The first task he is given is to go up to the Orkney Isles to retrieve, an encoded secret document, that turns out to have details of all of Lemmers agents. Having obtained the document, Max is then chased across the land by Lemmers agents. They are trying to get hold of the document, before Max can get it decoded.
The chase is very exciting and a great page turner. The pile of bodies that there is at the end is quite impressive. I won't reveal what happened to the document, did it get decoded or not, but Lemmer evidently had agents working in the British Government at the highest levels. So Max really does not know who to trust, especially when he is put on the police wanted lists as a killer.
The chase goes from the North of Scotland to south of France, and reconnects with the peace conference that is going on in Paris. Without revealing too much the Japanese delegation now comes into play. All parties seem to be converging on the cruise ship that is going to Japan, but if the third book is true to form then this may not be the case.
The only frustration with the book is the ending. To say that it is a cliffhanger is an understatement, with Max about to be killed. But I don't think Max will be killed immediately as he is needed for the third book. With Christmas coming soon it is on my Christmas list. I have been told I have to wait till and cannot get it before then.
This is a really enjoyable escapist book, just right for curling up in front of the fire and forgetting what is going on in our world, having been transported back almost a century. This was book 2 week 1 fiction 2 (audio books 0) non fiction 0

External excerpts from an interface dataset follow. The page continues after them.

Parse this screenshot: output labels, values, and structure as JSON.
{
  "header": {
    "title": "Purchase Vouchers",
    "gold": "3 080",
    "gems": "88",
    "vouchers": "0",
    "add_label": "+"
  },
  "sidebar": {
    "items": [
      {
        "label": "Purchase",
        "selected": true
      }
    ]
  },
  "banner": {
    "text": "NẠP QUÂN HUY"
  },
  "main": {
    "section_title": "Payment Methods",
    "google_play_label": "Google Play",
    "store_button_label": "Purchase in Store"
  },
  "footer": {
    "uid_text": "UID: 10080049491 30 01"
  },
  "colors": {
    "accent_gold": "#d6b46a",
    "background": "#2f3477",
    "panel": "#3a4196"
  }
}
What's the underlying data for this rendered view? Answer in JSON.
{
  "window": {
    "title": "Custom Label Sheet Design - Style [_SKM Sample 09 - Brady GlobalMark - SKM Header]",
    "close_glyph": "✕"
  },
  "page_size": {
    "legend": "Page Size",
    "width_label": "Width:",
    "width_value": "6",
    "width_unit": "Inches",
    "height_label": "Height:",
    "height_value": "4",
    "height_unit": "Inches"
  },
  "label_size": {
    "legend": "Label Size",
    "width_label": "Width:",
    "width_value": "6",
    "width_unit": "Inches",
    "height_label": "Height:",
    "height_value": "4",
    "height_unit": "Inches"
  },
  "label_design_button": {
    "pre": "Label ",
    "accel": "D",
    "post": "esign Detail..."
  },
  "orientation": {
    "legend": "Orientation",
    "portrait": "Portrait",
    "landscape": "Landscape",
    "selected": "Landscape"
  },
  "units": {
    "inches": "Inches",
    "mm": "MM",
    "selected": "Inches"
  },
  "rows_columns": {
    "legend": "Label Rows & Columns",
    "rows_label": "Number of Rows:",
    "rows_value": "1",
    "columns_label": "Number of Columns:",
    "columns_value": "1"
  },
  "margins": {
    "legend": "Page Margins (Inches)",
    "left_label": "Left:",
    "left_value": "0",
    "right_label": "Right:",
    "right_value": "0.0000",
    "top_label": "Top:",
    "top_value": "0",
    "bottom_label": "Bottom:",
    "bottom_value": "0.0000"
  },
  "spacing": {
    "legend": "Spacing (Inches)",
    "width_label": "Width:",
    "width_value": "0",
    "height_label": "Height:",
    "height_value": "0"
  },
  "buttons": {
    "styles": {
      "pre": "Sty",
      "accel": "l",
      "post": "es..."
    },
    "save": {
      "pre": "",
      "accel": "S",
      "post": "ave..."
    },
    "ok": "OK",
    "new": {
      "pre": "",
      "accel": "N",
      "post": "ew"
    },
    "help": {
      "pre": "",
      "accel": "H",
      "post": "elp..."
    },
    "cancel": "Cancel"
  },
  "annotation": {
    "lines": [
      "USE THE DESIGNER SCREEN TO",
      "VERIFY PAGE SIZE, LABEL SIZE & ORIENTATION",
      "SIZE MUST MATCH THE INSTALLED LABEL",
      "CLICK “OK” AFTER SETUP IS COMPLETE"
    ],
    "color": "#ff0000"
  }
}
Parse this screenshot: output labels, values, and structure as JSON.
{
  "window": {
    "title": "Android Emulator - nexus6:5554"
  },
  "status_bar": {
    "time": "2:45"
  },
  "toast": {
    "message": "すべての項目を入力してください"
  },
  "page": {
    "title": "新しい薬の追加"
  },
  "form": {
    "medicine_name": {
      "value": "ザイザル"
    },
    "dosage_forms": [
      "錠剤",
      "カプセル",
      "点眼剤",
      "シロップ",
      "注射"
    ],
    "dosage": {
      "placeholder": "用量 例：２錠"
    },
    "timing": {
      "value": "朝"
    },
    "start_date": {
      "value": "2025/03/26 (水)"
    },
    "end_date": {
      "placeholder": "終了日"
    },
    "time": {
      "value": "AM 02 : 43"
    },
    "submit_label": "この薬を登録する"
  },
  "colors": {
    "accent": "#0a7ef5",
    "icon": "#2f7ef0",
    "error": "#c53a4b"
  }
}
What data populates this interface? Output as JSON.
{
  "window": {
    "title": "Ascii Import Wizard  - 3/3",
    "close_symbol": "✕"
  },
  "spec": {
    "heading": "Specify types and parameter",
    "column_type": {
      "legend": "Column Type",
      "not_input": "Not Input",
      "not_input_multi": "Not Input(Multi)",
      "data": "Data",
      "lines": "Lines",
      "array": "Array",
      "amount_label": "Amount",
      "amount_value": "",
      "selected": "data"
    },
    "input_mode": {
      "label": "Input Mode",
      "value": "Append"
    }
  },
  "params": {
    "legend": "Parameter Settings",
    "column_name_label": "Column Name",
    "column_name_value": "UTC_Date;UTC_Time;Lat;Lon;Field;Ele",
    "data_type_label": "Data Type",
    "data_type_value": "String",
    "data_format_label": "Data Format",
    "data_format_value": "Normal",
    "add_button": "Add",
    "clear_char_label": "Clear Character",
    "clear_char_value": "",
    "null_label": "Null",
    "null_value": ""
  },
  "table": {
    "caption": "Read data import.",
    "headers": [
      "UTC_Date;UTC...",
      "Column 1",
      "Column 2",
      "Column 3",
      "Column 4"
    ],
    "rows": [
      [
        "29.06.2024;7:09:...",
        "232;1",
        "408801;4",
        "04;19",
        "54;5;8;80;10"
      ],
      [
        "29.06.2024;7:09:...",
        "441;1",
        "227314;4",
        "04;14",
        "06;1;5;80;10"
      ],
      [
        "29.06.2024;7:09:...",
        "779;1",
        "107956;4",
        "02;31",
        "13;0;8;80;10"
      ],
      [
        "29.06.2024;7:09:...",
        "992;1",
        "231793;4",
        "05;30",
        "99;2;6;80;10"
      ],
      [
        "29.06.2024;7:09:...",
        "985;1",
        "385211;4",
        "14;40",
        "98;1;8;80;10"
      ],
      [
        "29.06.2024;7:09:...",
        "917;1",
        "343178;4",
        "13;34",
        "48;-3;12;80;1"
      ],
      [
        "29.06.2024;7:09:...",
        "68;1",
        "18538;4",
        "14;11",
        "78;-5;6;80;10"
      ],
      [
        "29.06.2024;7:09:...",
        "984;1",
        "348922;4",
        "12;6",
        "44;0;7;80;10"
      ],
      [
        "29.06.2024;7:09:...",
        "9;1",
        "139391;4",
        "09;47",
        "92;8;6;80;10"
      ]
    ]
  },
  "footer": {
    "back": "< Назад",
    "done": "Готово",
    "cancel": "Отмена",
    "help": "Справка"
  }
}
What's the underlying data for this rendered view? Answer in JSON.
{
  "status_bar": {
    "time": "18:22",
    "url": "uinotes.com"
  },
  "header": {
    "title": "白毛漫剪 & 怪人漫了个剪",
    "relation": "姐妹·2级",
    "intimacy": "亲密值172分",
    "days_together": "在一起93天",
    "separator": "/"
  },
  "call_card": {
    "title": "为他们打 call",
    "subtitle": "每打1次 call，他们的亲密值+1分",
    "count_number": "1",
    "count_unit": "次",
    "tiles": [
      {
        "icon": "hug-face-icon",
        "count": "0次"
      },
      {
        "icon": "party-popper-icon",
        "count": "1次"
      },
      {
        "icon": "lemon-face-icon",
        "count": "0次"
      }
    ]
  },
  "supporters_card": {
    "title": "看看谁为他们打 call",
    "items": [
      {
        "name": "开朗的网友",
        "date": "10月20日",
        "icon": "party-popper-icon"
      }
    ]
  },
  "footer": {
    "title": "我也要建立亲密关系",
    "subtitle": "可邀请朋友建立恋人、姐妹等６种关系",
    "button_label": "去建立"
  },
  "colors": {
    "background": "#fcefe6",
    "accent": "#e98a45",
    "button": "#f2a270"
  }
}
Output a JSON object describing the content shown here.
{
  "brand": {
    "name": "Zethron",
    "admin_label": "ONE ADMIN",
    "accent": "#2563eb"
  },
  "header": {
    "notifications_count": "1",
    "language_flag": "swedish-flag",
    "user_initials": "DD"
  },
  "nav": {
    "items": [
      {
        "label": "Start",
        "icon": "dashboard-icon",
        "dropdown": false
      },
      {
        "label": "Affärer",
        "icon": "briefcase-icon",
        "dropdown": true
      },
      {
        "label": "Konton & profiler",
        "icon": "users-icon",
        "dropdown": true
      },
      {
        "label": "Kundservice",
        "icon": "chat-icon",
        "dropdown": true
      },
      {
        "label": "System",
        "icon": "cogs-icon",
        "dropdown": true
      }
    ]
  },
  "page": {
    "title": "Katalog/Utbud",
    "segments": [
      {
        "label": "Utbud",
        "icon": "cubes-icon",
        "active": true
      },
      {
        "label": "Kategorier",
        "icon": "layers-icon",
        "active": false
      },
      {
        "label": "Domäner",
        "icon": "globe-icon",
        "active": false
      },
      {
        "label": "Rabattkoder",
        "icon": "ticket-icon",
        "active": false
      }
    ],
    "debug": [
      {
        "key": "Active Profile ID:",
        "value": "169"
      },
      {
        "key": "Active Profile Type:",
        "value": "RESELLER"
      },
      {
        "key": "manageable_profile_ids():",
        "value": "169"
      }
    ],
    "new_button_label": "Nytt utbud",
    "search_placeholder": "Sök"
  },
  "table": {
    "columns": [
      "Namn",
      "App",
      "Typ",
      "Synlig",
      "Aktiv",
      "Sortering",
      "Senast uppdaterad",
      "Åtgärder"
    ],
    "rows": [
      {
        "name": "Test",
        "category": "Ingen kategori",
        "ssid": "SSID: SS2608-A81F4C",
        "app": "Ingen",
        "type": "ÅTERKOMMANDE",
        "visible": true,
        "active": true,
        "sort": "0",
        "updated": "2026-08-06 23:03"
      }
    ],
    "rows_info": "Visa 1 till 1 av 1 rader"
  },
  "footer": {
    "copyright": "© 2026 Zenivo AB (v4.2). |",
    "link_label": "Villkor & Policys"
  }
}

This is the start of a new booklist. The observant will have noticed that I have had a few weeks off from recording what I have read. Time and energy are limited resources and recording what I have read was just one task too many, whilst making maximum use of the beautiful sunny weather that we have had in South west Scotland over the last few weeks.
So we will start this new list with a book that I have read before, as I now have the second book in the trilogy to read. This is book one of the “Wide World Trilogy”. When I read this book the first time I was a little disappointed with the ending as I had not fully realised that the book was part of a trilogy and was very rather shocked that the book just ended in a cliff hanger. It was as if the publisher decided that the book would be split into three to maximise income.
Coming back to it for a second time I am aware that I have the next installment waiting to be read, so will just carry on and read that having finished this book. The story is set in 1919 and the conference that is going on in Paris to discuss how the world will be split up following on from World War one. Sir Henery Maxted has been murdered, and his son James 'Max' takes it upon himself to investigate the murder, much to the rest of his families displeasure.
The story then progresses as peeling an onion, as each layer is removed then another one appears. The story is fast paced, complex and exciting. (This was why I was so upset the first time round when I cam to the end). It paints a very realistic detailed portrayal of the characters, and all is not what it seems. Secret agents, double agents and spies are everywhere. About the only thing that one can predict is that if a character seems to be 'A' then in fact they will be 'B'
Gradually Max thinks he knows what might have happened to his father and then starts out on the long progress of trying to avenge his murder. You will have noticed that I have avoided revealing too much of the plot because it is a really good book and I do not want to spoil it in any way. The Times has called it I believe 'An intelligent escapist delight' and I agree.
A really great book to start this new booklist. So this is book 1 week 1 fiction 1 (audio books 0) non fiction 0
Dyslexic doodles on photography, food (growing, cooking & of course eating), faith and other fascinating things. This is a personal blog expressing my views.